The meaning of the memorial is variable and never frozen in time and each of the memorials educes a unique response. So, too, should the websites be unique and variable. By determining how visitors engage with these memorials and their experiential expectations, we can see how the National Park Service might enhance their web presence by creating an interactive, participatory, and engaging multimedia experience that not only replicates but surpasses the physical encounter. Recognizing that the website, unlike the physical site, is something that anyone could visit from anywhere in lieu of a visit to the physical site, accentuates the need for a complete online experience. Properly utilizing digital media provides this advantage. Digital media has what historians Dan Cohen and Roy Rosenzweig call, “quantitative advantages—[website creators and historians] can do more, reach more people, store more data, give readers more varied sources; we can get more historical materials into classrooms, give students more access to formerly cloistered documents, hear from more perspectives.” Digital networks and platforms allow historians to reach to the largest possible audience, and allows this audience of users to interact more easily and cheaply than ever before; therefore, it is the most ideal and accessible medium for collaborative historical study. Website visitors, who would otherwise be unable either physically or financially to make a visit to the actual site would be able to experience and relate to the monument in a comparable, if not superior way. Naturally, websites creators and historians would need to exercise hyper-vigilance to maintain the historical integrity of the site, but with adequate oversight, a memorial website has seemingly limitless potential to serve as an educational tool for audiences of all ages and backgrounds.
The suggestions for website improvement presented here are just the tip of the digital iceberg for understanding how new technologies can be developed and exploited to design a site that is both user-friendly and scholarly. Whereas the current websites merely reaches the audience and provide them with essential information, an improved web presence would also respond to the audience. Furthermore, taking advantage of cutting-edge web designs would not only rectify the disparity between physical and digital memorial sites, but would also potentially move the memorial experience beyond the marble and into living rooms and classrooms around the world.
Cited sources in post:
“The Promise of Digital History,” Vol. 95 > No. 2 (Sept. 2008)
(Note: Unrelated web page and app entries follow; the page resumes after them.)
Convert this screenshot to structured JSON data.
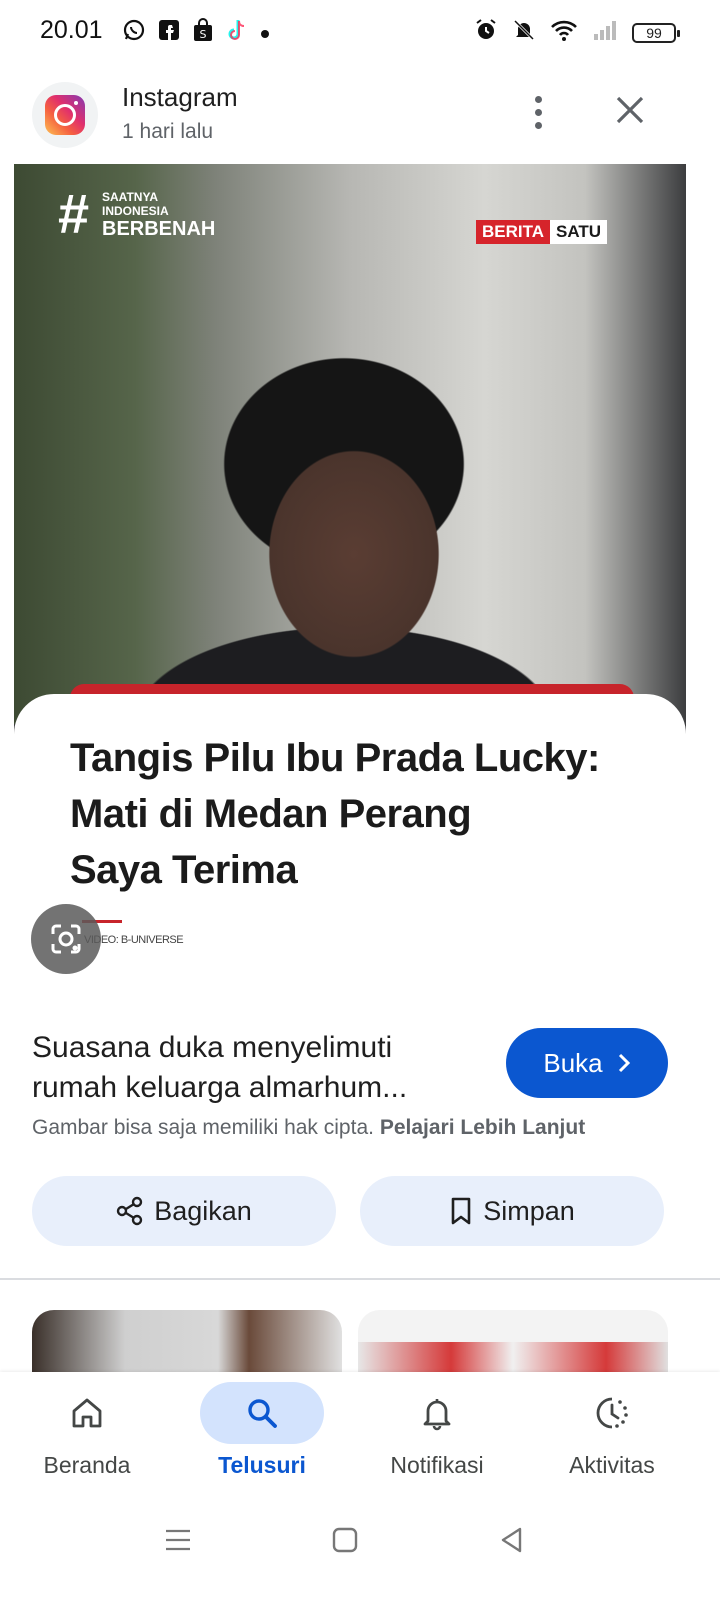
{
  "status_bar": {
    "time": "20.01",
    "battery": "99",
    "left_icons": [
      "whatsapp-icon",
      "facebook-icon",
      "shopping-bag-icon",
      "tiktok-icon",
      "dot-icon"
    ],
    "right_icons": [
      "alarm-icon",
      "mute-icon",
      "wifi-icon",
      "signal-icon",
      "battery-icon"
    ]
  },
  "source": {
    "name": "Instagram",
    "time": "1 hari lalu"
  },
  "image": {
    "tag_hash": "#",
    "tag_lines": [
      "SAATNYA",
      "INDONESIA",
      "BERBENAH"
    ],
    "brand_left": "BERITA",
    "brand_right": "SATU",
    "caption_lines": [
      "Tangis Pilu Ibu Prada Lucky:",
      "Mati di Medan Perang",
      "Saya Terima"
    ],
    "credit": "VIDEO: B-UNIVERSE"
  },
  "result": {
    "title": "Suasana duka menyelimuti rumah keluarga almarhum...",
    "open_label": "Buka",
    "copyright_text": "Gambar bisa saja memiliki hak cipta.",
    "learn_more": "Pelajari Lebih Lanjut",
    "share_label": "Bagikan",
    "save_label": "Simpan"
  },
  "bottom_nav": {
    "items": [
      {
        "label": "Beranda",
        "icon": "home-icon",
        "active": false
      },
      {
        "label": "Telusuri",
        "icon": "search-icon",
        "active": true
      },
      {
        "label": "Notifikasi",
        "icon": "bell-icon",
        "active": false
      },
      {
        "label": "Aktivitas",
        "icon": "history-icon",
        "active": false
      }
    ]
  },
  "colors": {
    "accent": "#0b57d0",
    "accent_soft": "#d3e3fd",
    "button_soft": "#e8effb",
    "brand_red": "#d6242b"
  }
}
Cohen, Dan and Roy Rosenzweig. Digital History: A Guide to Gathering, Preserving, and Presenting the Past on the Web. (University of Pennsylvania Press, 2006)
Shanken, Andrew M. “Planning Memory: Living Memorials in the United States during World War II,” The Art Bulletin, Vol. 84, No. 1 (Mar., 2002), pp. 130-147.